I read with great interest Amelia Barber’s post that combined her loves of women’s cycling and data science (link). Since reading her post and writing a brief reply (link), I have been investigating some Union Cycliste International result data.
I did find some women’s road race data available for download (link) and took the opportunity to download the results of the Liège-Bastogne-Liège race at the end of April 2019.
Like Amelia, I am interested in how I might use R with race data to make women’s road cycling more visible. In this race I appear to have a number of visualisations that report chronological age. It is one of the column headings in the data set.
My first attempts include:
These are very basic visualisations of the data but they are for me a start in a public conversation about how we share the available data. The UCI has five pages of women’s road race data going back to October 2018 (link). I sense that an important conversation to have about these data will be web scraping and the possibilities afforded.
I look forward to sharing my analyses on GitHub (link).
The FIFA live blog for each game records temperature and humidity.
After 20 games played in the tournament, I thought I would explore these data with regard to ball in play time in each game.
The data and the RCode I used are available on GitHub. This post is another learning out loud approach to my use of R and RStudio.
Temperature and Humidity for each of the 20 games:
Humidity and Ball in Play Time:
Temperature and Ball in Play Time:
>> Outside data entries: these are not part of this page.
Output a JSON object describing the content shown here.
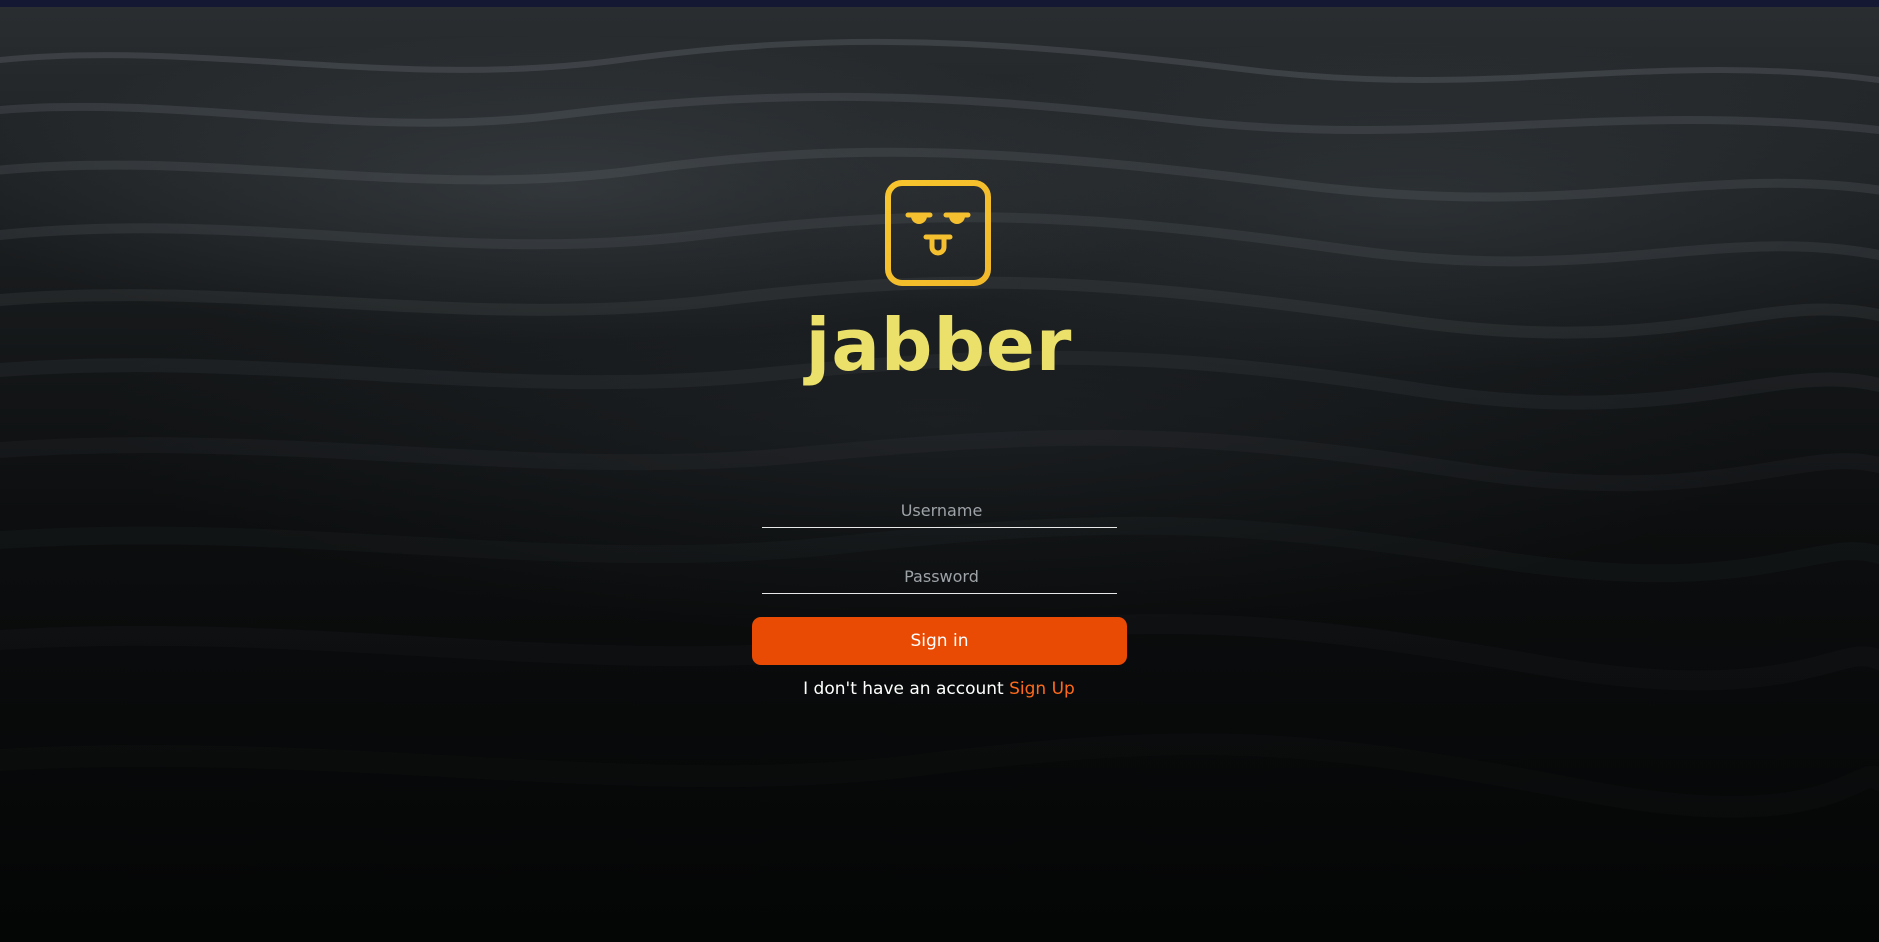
{
  "brand": {
    "name": "jabber",
    "logo_icon": "tongue-face-icon",
    "logo_color": "#f5c02f",
    "wordmark_color": "#ebe06a"
  },
  "login_form": {
    "username_placeholder": "Username",
    "password_placeholder": "Password",
    "submit_label": "Sign in",
    "submit_color": "#e94b05"
  },
  "signup_prompt": {
    "text": "I don't have an account",
    "link_label": "Sign Up",
    "link_color": "#ff6a1a"
  },
  "background": {
    "description_icon": "ocean-waves-image"
  }
}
These ggplots are created with secondary data. As with all my World Cup posts, I am mindful that I have not investigated the validity and reliability of these data. I do make some basic face validity assumptions about these data.